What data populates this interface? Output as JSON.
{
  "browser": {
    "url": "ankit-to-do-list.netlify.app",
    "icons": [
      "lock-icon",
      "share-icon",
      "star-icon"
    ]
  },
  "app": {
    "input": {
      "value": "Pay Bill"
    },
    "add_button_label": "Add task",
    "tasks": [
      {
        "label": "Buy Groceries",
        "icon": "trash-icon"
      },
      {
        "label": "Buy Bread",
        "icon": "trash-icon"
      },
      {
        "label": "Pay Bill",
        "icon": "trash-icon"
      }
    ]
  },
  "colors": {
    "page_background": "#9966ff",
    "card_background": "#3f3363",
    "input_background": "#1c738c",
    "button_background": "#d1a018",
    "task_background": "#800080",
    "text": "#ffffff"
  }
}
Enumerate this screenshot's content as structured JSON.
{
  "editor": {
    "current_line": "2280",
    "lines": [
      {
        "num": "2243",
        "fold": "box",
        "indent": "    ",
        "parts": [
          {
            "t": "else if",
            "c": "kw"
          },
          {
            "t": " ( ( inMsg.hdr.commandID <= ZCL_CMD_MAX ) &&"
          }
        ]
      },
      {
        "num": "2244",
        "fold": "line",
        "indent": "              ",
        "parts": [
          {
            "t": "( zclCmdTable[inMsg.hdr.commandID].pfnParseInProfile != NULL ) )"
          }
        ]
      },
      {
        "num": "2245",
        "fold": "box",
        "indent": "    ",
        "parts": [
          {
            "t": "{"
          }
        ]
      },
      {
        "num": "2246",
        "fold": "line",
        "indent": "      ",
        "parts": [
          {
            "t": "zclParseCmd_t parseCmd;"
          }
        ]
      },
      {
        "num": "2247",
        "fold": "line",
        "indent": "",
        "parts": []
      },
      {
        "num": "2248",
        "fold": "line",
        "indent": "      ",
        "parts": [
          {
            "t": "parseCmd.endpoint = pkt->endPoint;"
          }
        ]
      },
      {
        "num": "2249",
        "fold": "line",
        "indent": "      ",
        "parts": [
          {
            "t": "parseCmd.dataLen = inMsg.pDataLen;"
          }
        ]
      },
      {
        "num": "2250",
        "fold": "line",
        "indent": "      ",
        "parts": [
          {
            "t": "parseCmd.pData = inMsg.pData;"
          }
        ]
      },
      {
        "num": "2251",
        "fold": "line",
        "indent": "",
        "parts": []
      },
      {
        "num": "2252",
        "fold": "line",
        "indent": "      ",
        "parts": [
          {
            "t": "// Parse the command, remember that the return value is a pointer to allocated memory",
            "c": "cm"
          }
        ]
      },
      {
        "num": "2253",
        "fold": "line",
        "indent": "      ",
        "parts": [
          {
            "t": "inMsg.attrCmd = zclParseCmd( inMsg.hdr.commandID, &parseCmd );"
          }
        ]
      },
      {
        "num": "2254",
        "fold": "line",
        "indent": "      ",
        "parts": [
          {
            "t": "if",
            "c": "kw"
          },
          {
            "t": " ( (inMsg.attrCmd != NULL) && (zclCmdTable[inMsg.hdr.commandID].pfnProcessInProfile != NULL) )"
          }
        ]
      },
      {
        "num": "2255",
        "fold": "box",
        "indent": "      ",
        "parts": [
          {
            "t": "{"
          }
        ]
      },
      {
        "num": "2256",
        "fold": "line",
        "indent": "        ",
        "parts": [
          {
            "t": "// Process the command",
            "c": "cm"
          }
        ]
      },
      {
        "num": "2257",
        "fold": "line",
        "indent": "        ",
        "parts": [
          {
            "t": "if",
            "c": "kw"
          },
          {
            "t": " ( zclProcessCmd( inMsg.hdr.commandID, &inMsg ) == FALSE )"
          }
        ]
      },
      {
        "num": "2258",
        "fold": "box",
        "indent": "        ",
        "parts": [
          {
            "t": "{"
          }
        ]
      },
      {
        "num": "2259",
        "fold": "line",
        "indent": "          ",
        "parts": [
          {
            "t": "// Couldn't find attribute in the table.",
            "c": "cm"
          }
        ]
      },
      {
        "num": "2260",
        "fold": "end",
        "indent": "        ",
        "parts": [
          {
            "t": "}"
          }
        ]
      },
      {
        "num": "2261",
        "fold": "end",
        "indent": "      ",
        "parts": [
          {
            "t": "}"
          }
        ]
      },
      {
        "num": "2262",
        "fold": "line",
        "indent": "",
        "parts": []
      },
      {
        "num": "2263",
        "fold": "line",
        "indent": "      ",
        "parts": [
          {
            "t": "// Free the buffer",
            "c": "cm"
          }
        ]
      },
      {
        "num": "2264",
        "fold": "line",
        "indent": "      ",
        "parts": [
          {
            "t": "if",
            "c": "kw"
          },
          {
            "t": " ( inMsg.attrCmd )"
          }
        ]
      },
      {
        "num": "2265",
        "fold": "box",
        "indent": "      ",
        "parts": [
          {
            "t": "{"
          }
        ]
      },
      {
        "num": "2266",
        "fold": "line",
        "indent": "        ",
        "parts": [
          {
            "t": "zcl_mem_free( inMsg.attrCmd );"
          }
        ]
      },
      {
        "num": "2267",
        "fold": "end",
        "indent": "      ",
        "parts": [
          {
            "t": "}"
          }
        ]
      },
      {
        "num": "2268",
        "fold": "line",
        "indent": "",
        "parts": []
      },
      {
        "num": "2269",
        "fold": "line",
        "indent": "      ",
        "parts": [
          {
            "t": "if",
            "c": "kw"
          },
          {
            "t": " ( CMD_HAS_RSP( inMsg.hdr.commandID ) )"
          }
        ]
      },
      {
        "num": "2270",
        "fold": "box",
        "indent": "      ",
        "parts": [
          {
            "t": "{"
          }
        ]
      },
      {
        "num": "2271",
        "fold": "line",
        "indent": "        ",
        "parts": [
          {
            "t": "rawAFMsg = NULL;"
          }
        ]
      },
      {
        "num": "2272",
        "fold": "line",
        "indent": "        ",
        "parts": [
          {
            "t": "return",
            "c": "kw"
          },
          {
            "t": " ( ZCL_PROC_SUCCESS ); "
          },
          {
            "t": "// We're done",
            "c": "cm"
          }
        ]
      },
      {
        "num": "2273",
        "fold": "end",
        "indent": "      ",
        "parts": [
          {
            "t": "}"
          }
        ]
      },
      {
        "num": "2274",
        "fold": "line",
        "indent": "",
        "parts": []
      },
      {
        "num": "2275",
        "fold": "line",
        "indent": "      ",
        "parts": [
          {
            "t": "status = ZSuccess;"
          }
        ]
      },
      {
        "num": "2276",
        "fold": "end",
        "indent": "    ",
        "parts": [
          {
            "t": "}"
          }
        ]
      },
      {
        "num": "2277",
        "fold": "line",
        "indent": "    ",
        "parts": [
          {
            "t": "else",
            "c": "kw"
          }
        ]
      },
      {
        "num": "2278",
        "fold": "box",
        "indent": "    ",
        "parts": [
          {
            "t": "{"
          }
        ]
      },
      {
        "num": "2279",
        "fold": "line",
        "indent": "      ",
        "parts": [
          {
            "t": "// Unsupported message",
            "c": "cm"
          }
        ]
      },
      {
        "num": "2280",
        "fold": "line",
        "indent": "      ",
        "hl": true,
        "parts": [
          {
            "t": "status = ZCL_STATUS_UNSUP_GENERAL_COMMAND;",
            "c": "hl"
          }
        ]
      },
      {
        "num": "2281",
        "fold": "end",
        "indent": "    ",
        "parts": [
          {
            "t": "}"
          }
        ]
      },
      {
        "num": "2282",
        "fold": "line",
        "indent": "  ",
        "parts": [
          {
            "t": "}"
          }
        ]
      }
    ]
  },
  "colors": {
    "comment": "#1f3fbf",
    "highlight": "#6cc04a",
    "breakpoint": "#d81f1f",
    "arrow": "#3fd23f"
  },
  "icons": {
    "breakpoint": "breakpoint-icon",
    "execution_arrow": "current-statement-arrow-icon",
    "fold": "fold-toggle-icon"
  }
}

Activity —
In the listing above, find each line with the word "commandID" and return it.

Result of this task —
            "t": " ( ( inMsg.hdr.commandID <= ZCL_CMD_MAX ) &&"
            "t": "( zclCmdTable[inMsg.hdr.commandID].pfnParseInProfile != NULL ) )"
            "t": "inMsg.attrCmd = zclParseCmd( inMsg.hdr.commandID, &parseCmd );"
            "t": " ( (inMsg.attrCmd != NULL) && (zclCmdTable[inMsg.hdr.commandID].pfnProcessInProfile != NULL) )"
            "t": " ( zclProcessCmd( inMsg.hdr.commandID, &inMsg ) == FALSE )"
            "t": " ( CMD_HAS_RSP( inMsg.hdr.commandID ) )"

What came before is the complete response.